This is a guest post by Eric Pebble of Boisdale, a Scottish restaurant, live jazz and whisky bar in Belgravia and Bishopsgate, London.

Scotch appears with the word whisky so often it’s easy to forget not all whisky is created in Scotland. In fact, only whisky created in Scotland may bear the name Scotch, though it has become a drink created all over the world. The consumption in 2005 was 300 million liters. It has gained popularity the world over since its Gaelic origin as “usquebaugh” or “Water of Life” to become the international spirit of choice.

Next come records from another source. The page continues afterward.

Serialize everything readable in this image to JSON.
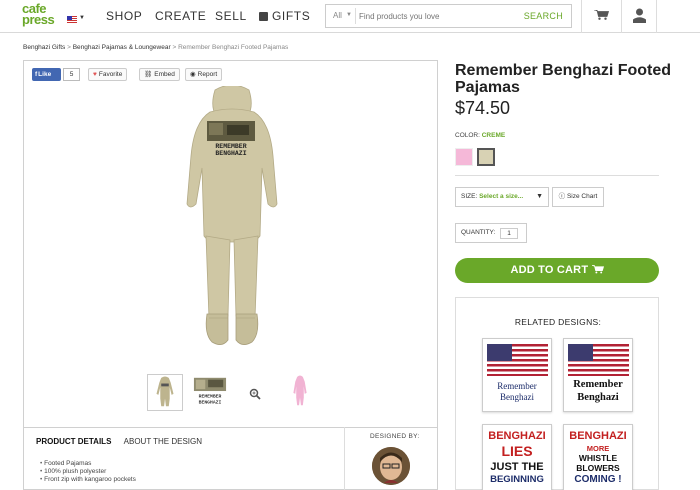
{
  "brand": {
    "line1": "cafe",
    "line2": "press",
    "accent": "#6aa829"
  },
  "nav": {
    "shop": "SHOP",
    "create": "CREATE",
    "sell": "SELL",
    "gifts": "GIFTS"
  },
  "search": {
    "scope": "All",
    "placeholder": "Find products you love",
    "button": "SEARCH"
  },
  "icons": {
    "cart": "shopping-cart-icon",
    "user": "user-icon",
    "flag": "us-flag-icon",
    "zoom": "magnifier-icon"
  },
  "breadcrumb": {
    "level1": "Benghazi Gifts",
    "level2": "Benghazi Pajamas & Loungewear",
    "current": "Remember Benghazi Footed Pajamas",
    "sep": ">"
  },
  "social": {
    "like_label": "Like",
    "like_count": "5",
    "favorite": "Favorite",
    "embed": "Embed",
    "report": "Report"
  },
  "product": {
    "title": "Remember Benghazi Footed Pajamas",
    "price": "$74.50",
    "print_text": "REMEMBER BENGHAZI",
    "color_label": "COLOR:",
    "color_value": "CREME",
    "swatches": [
      "pink",
      "creme"
    ],
    "size_label": "SIZE:",
    "size_value": "Select a size...",
    "size_chart": "Size Chart",
    "quantity_label": "QUANTITY:",
    "quantity_value": "1",
    "add_to_cart": "ADD TO CART"
  },
  "details": {
    "tab_product": "PRODUCT DETAILS",
    "tab_design": "ABOUT THE DESIGN",
    "features": [
      "Footed Pajamas",
      "100% plush polyester",
      "Front zip with kangaroo pockets"
    ],
    "designed_by": "DESIGNED BY:"
  },
  "related": {
    "title": "RELATED DESIGNS:",
    "cards": [
      {
        "line1": "Remember",
        "line2": "Benghazi"
      },
      {
        "line1": "Remember",
        "line2": "Benghazi"
      },
      {
        "line1": "BENGHAZI",
        "line2": "LIES",
        "line3": "JUST THE",
        "line4": "BEGINNING"
      },
      {
        "line1": "BENGHAZI",
        "line2": "MORE",
        "line3": "WHISTLE",
        "line4": "BLOWERS",
        "line5": "COMING !"
      }
    ]
  },
  "colors": {
    "pajama": "#cfc7a4",
    "pink": "#f5b8d8",
    "creme": "#d8d2b4",
    "accent": "#6aa829"
  }
}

First produced commercially in 1924, there are now many varieties to choose from. The Japanese tradition is double distilled in pot stills like Scottish whisky, but don’t make the mistake of thinking it’s the same. There is no cask trading, and Japanese whisky is matured in anything from specially charred new oak to Japan’s rare and slow growing oak.

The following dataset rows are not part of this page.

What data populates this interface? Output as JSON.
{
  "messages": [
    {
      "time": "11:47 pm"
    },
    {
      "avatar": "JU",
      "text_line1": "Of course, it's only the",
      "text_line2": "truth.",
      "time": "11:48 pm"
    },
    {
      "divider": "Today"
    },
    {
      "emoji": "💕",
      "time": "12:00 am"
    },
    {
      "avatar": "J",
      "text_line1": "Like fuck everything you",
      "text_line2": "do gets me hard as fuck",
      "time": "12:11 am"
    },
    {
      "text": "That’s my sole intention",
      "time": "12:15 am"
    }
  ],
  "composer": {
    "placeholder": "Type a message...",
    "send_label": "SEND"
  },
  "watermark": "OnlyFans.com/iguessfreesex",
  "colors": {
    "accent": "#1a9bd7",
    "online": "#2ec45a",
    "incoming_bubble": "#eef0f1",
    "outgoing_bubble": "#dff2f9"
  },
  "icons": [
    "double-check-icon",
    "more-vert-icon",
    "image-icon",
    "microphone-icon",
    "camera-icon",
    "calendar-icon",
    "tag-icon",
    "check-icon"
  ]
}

[Image credit: Martin van Buren on Flickr]


There are several varieties of whisky created in India, but only one, Amrut, passes EU regulations so far. Most of the beverages called whisky are actually rum and distilled from fermented molasses, but a few are true whiskies created from malt and other grains. Whisky has become fashionable among the affluent.

[Image credit: Henirk on Flickr]


French distillers are focused in the area with most Celtic heritage: Brittany. A few are found outside this region and are distilling barley with success. The wine crisis has changed the focus of some to include whisky, especially with new measures that may limit how wine may be created, such as the ban on chaptalisation.

[Image credit: Doblonaut on Flickr]


First distilled in 2001, there are two operational distilleries in Finland with a number of projects that may increase that number. The Scottish methods are used with Finnish malt and water. Recent bans on imports in Denmark, Sweden and Finland were lifted, changing the market, though Finnish whisky is still on the rise.

[Image credit: HFB on Flickr]


Murree Brewery has been setting the Islamic republic of Pakistan on its head with news of its first 20 year old malt whisky. It has previously made 8 and 12 year vintages and continues despite shut downs. According to law, it cannot be exported and cannot be consumed by 97% of the populace. However, this ‘Rarest’ whisky maintains its presence amid debate.

Whisky newcomers are using similar techniques and blind taste tests with these brands next to old favourites will probably fool most testers. There are some new flavours due to the ingredients being local, but the flavour is not sacrificed for the innovations.